Small RNA Motifs

RNA Pseudoknot


RNA structures are modular and dynamic. Our laboratory studies small structural units that are likely to form in many RNA structures. These motifs are likely to have certain sequence requirements, and associated stability, that are relevant to their function. We are currently investigating the sequence and stability of small RNA in various small loops regions of RNA. We are particularly interested in RNA structures in which metal ions are implicated in structure formation and/or in function.
The RNA we study are often derived from functional regions of large RNA. We often choose RNA that are well characterized. The projects start by designing small RNA and various control RNA and DNA. This requires learning about RNA in general and reading literature on a given RNA. Then we measure the energy it requires to form the structures using methods such as thermal denaturation and isothermal calorimetry. We also use techniques such as fluorescence spectroscopy and native PAGE experiments to understand RNA structures. We are planning new explorations of RNA structures using circular dichroism and Raman spectroscopy.

Hairpin Loops


Loop E RNA

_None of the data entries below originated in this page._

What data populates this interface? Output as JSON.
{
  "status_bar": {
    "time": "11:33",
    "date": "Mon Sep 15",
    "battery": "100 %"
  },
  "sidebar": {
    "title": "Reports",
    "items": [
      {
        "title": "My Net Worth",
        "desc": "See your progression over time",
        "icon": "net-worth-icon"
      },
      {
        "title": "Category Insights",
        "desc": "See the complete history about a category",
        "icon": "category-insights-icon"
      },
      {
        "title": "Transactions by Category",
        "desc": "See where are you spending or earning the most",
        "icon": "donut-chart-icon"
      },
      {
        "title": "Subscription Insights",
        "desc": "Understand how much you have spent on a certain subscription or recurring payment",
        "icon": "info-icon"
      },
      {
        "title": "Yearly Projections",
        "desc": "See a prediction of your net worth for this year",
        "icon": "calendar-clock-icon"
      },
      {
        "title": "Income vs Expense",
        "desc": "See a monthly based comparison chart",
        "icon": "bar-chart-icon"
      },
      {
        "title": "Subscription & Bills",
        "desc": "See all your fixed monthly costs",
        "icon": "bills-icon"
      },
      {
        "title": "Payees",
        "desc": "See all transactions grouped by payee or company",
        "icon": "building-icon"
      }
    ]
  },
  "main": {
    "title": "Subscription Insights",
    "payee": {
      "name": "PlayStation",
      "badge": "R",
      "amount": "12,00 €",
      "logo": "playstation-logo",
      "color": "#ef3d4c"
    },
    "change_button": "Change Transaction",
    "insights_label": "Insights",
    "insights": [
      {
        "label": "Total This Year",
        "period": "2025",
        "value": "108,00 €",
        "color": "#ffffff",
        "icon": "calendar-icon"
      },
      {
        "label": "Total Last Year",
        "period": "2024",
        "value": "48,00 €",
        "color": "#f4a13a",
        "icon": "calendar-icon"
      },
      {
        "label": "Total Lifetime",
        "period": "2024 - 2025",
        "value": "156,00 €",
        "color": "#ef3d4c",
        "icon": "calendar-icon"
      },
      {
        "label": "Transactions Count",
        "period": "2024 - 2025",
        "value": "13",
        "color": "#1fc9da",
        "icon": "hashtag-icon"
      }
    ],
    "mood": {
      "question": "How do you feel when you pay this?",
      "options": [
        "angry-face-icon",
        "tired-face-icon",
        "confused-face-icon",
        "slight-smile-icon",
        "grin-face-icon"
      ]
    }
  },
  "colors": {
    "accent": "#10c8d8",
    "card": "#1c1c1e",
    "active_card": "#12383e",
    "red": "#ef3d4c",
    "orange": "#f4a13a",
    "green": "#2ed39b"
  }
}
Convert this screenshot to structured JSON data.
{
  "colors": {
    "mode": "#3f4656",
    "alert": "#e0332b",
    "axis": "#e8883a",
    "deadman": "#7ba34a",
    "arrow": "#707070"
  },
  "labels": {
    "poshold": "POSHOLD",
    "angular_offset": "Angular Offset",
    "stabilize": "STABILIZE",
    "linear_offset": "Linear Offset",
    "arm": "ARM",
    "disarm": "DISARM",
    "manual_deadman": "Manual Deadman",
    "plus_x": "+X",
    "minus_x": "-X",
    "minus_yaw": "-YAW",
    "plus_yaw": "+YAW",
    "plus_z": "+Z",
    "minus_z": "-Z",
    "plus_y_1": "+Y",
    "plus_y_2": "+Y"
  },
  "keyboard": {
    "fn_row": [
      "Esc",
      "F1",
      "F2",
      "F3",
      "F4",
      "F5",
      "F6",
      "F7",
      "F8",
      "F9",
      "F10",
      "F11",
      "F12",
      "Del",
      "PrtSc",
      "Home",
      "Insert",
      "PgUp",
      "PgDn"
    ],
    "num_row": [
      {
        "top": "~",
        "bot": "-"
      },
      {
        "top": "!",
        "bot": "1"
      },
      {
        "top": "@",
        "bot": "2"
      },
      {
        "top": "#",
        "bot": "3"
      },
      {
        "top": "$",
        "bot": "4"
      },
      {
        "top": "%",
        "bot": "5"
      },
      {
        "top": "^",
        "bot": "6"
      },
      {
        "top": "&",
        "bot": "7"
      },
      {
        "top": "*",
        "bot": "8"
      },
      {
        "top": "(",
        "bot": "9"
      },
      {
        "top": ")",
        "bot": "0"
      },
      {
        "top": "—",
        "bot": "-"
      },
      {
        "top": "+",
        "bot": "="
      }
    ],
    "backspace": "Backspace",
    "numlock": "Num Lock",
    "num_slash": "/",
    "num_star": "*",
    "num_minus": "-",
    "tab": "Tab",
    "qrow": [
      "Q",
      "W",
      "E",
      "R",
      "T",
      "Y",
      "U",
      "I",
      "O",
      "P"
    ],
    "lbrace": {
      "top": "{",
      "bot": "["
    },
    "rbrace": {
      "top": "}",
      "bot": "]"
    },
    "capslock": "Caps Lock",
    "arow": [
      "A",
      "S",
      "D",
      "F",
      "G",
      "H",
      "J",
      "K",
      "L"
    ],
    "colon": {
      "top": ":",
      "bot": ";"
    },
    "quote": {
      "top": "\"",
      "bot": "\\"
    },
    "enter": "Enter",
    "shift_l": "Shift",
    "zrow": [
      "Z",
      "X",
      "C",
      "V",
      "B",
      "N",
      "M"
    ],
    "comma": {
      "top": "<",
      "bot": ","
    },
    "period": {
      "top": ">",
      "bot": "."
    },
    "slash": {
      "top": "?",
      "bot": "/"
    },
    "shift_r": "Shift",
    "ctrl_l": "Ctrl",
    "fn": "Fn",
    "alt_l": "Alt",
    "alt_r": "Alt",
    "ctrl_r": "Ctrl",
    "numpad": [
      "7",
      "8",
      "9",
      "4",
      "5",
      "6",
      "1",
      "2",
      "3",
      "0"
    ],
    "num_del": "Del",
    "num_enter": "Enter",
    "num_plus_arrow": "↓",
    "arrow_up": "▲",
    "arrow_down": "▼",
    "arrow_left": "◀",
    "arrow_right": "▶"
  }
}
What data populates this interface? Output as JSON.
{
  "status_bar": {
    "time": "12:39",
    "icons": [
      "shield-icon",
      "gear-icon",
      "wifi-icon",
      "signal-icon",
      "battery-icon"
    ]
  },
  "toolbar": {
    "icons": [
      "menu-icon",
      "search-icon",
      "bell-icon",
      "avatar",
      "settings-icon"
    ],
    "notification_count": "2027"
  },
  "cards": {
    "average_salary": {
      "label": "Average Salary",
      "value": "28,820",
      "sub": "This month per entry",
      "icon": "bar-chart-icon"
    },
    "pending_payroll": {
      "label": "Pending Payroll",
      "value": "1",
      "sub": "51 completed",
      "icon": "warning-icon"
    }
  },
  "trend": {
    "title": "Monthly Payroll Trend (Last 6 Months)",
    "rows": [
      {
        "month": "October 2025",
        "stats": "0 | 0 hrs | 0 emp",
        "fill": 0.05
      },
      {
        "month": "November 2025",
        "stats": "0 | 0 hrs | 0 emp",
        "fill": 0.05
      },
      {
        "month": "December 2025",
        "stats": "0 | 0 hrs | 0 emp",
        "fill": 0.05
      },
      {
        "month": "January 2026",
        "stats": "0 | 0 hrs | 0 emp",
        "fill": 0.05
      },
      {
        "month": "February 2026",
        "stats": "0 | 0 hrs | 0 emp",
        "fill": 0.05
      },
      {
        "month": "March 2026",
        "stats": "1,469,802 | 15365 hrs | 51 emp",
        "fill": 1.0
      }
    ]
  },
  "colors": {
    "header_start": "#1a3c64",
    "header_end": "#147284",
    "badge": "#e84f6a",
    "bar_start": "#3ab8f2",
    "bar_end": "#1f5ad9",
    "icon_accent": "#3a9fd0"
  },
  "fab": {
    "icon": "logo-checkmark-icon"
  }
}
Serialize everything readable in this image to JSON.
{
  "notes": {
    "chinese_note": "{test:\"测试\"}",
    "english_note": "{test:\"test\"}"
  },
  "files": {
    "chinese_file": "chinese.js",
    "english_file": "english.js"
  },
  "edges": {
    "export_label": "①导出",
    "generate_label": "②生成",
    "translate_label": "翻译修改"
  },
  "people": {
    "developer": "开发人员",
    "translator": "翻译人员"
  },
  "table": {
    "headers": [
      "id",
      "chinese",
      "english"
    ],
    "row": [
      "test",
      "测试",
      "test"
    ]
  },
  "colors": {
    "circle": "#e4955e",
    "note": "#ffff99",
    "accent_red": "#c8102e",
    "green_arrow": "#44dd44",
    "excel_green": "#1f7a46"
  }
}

Students who enjoy explorations and are self-motivated to do research will enjoy developing experiments that elucidate the rules of RNA structures. Once the rules of RNA structures are clear, scientists could potentially predict the structure and function of all RNA, including coronavirus. Thus, it is theoretically possible to stop a virus using our knowledge of RNA structures and functions. In the past year, several students have started working on projects related to Coronavirus, some are studying the structures of RNA and others are examining ways to inhibit the coronavirus by designing small RNA-based inhibitors. Along with learning about RNA, students also participate in outreach efforts to share their knowledge about RNA and science with the broader community.
Report an issue - Last updated: 10/29/2021